If one other driver is at fault for your car accident, you'll probably be able to hire an individual injury attorney on a "contingency fee" basis. Find out when it's worth the cost.
If you've experienced a vehicle accident, and it's pretty clear that one other driver was at fault, you'll be buying a plaintiff's car accident lawyer (one who represents the person filing an individual injury lawsuit, whenever a case makes it to court). But how much will you need to cover?
Most car accident attorneys charge because of their services in a fairly unique way—instead of the hourly fee that many firms charge in other kinds of cases. The conventional car accident lawyer will charge a "contingency fee" to take on a personal injury case. A contingency fee ensures that the firm will not receive money any attorney's fees if you don't recover money in to your case. The lawyer or law firm will get paid a share of money received from any car insurance settlement or jury verdict (if the case goes all how you can trial).
In this information, we'll take a closer look at how contingency fees work and everything you can get if you choose to hire a lawyer to handle your car accident case.
The Contingency Percentage
The percentage a personal injury lawyer can receive in a contingency fee agreement varies, but typically ranges from 25 to 40 percent, and 33 percent (or one-third) is pretty standard. So, when you have a 33% contingency fee arrangement and you recover $90,000 in your car accident case, your attorney will receive around $30,000.
A contingency fee percentage can vary depending on whether an individual injury lawsuit must be filed against one other driver (the defendant). If the case settles before it goes to court, the percentage might be on the reduced side.

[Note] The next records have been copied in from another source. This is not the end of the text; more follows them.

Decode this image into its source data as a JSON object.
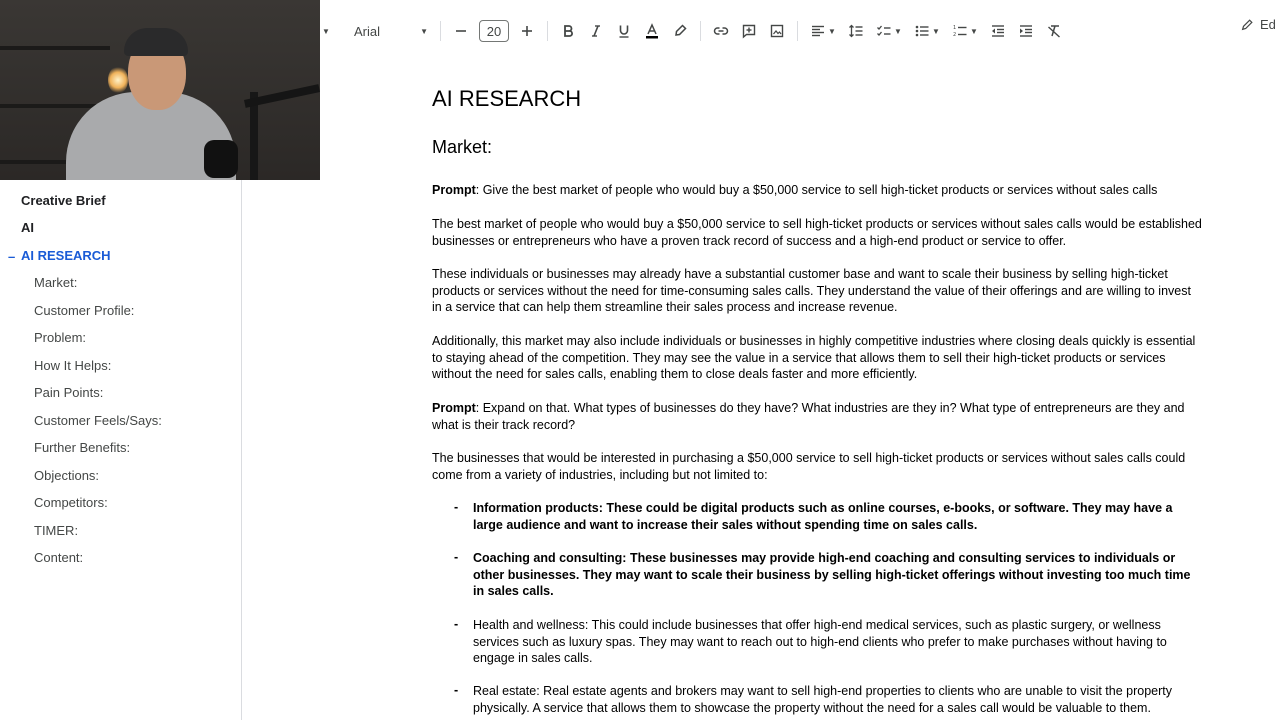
{
  "toolbar": {
    "font_name": "Arial",
    "font_size": "20",
    "edit_label": "Ed"
  },
  "outline": {
    "items": [
      {
        "label": "Creative Brief",
        "level": "h1"
      },
      {
        "label": "AI",
        "level": "h1"
      },
      {
        "label": "AI RESEARCH",
        "level": "active"
      },
      {
        "label": "Market:",
        "level": "h2"
      },
      {
        "label": "Customer Profile:",
        "level": "h2"
      },
      {
        "label": "Problem:",
        "level": "h2"
      },
      {
        "label": "How It Helps:",
        "level": "h2"
      },
      {
        "label": "Pain Points:",
        "level": "h2"
      },
      {
        "label": "Customer Feels/Says:",
        "level": "h2"
      },
      {
        "label": "Further Benefits:",
        "level": "h2"
      },
      {
        "label": "Objections:",
        "level": "h2"
      },
      {
        "label": "Competitors:",
        "level": "h2"
      },
      {
        "label": "TIMER:",
        "level": "h2"
      },
      {
        "label": "Content:",
        "level": "h2"
      }
    ],
    "collapse_mark": "–"
  },
  "document": {
    "title": "AI RESEARCH",
    "heading": "Market:",
    "prompt_label": "Prompt",
    "prompt1": ": Give the best market of people who would buy a $50,000 service to sell high-ticket products or services without sales calls",
    "para1": "The best market of people who would buy a $50,000 service to sell high-ticket products or services without sales calls would be established businesses or entrepreneurs who have a proven track record of success and a high-end product or service to offer.",
    "para2": "These individuals or businesses may already have a substantial customer base and want to scale their business by selling high-ticket products or services without the need for time-consuming sales calls. They understand the value of their offerings and are willing to invest in a service that can help them streamline their sales process and increase revenue.",
    "para3": "Additionally, this market may also include individuals or businesses in highly competitive industries where closing deals quickly is essential to staying ahead of the competition. They may see the value in a service that allows them to sell their high-ticket products or services without the need for sales calls, enabling them to close deals faster and more efficiently.",
    "prompt2": ": Expand on that.  What types of businesses do they have?  What industries are they in?  What type of entrepreneurs are they and what is their track record?",
    "para4": "The businesses that would be interested in purchasing a $50,000 service to sell high-ticket products or services without sales calls could come from a variety of industries, including but not limited to:",
    "bullet_mark": "-",
    "bullets": [
      "Information products: These could be digital products such as online courses, e-books, or software. They may have a large audience and want to increase their sales without spending time on sales calls.",
      "Coaching and consulting: These businesses may provide high-end coaching and consulting services to individuals or other businesses. They may want to scale their business by selling high-ticket offerings without investing too much time in sales calls.",
      "Health and wellness: This could include businesses that offer high-end medical services, such as plastic surgery, or wellness services such as luxury spas. They may want to reach out to high-end clients who prefer to make purchases without having to engage in sales calls.",
      "Real estate: Real estate agents and brokers may want to sell high-end properties to clients who are unable to visit the property physically. A service that allows them to showcase the property without the need for a sales call would be valuable to them."
    ]
  }
}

However, if settlement occurs after suit is filed and after the defendant has served a conventional reply to your complaint—or if the case proceeds to trial and a jury verdict is reached, the attorney's share may increase to 40 percent.
As an example, suppose your lawyer sent a demand letter to one other driver's insurance company in your case, and you quickly reached a settlement for $90,000. In this situation, the attorney would again receive $30,000 (33%). However, guess that the case instead ended in a jury verdict of $90,000 and your agreement (and/or the law in your state) allows the attorney to get 40% of a recovery after the complaint is answered. In this situation, the attorney can recover $36,000.
It is obviously very important to speak along with your attorney about the contingency fee and to carefully review your contract for legal services. If you don't understand the fee arrangement as stated in the contract, ask your attorney to describe it to you.
Also, the same as everything in a contract, the fee is negotiable. If yours is really a "cut and dry" case—fault for the car accident and your damages are clear, the defendant has lots of car insurance, and there's ample evidence burning your claims—you can certainly negotiate less contingency percentage. That you do not need to stop a next of one's compensation simply because you'll need the leverage of having a lawyer in your side.
Fees and Expenses
With respect to the lawyer and your contract for legal services, you might or may not be responsible for upfront court fees and other litigation expenses, just like the cost of obtaining medical records and police reports, court reporter fees, and expert witness fees.
Many personal injury firms require the client to cover the above-mentioned fees while they become due. If your contract states that you are responsible for these costs, you can expect an individual injury firm to call you and seek payment since the fees become due. If you fail to pay these fees, your case will likely not proceed until there's a payment.
Other personal injury firms (typically large firms), will cover all fees and expenses. However, the fees and expenses is going to be deducted from your settlement or final judgment. Let's say you settled your car accident case for $100,000. This time, your contract stated that costs and expenses will be deducted from the settlement. Your attorney incurred $10,000 in costs and expenses. In this situation, your attorney would receive $10,000 as reimbursement for the costs and expenses, and $30,000 for legal services. You would find yourself receiving $60,000 as your final recovery ($100,000 - $10,000 - $30,000 = $60,000).
Ensure that your lawyer takes their fee from the "net settlement"—that's, the total amount left after case expenses are deducted. This arrangement is typical. However, some law firms may try to boost their pay by taking their money out first. Let them understand that you won't accept that, and if it becomes an offer breaker, it's probably best to find another lawyer.
Other Fee Arrangements
Not totally all cases calls for a natural contingency fee arrangement. Lawyers may collect an original retainer to begin your case and also collect a contingency fee by the end of one's case. However, if you recover money, the total amount already paid to the attorney must be subtracted from the percentage because of the attorney by the end of the case. Like, if you paid $2,000 to the attorney as a retainer and recover $90,000 in a settlement, the attorney will receive $28,000 from the settlement ($30,000-$2,000 = $28,000).
Most car accident cases will not involve a flat fee payment for legal services. Flat fee arrangements are normally reserved for less-complex cases. A law firm may charge a flat fee where in actuality the legal representation is limited to drafting and answering a demand letter. For the reason that case, the fee may range from $300 to $1,000.
Is just a Car Accident Lawyer Worth The Cost ?
The typical rule is this: The more serious the injuries, the greater the value of hiring a lawyer. If you had been in a fender bender with minimum injuries, you can probably negotiate an individual injury settlement with no lawyer. On one other hand, if you had been injured and needed any significant medical treatment, the value of one's case rises quickly. This implies the insurance adjuster works to minimize your damages and try to get you to just accept a very low settlement offer—they are in the commercial of making money, not spending it, after all. For the reason that situation, having an experienced lawyer in your side becomes essential.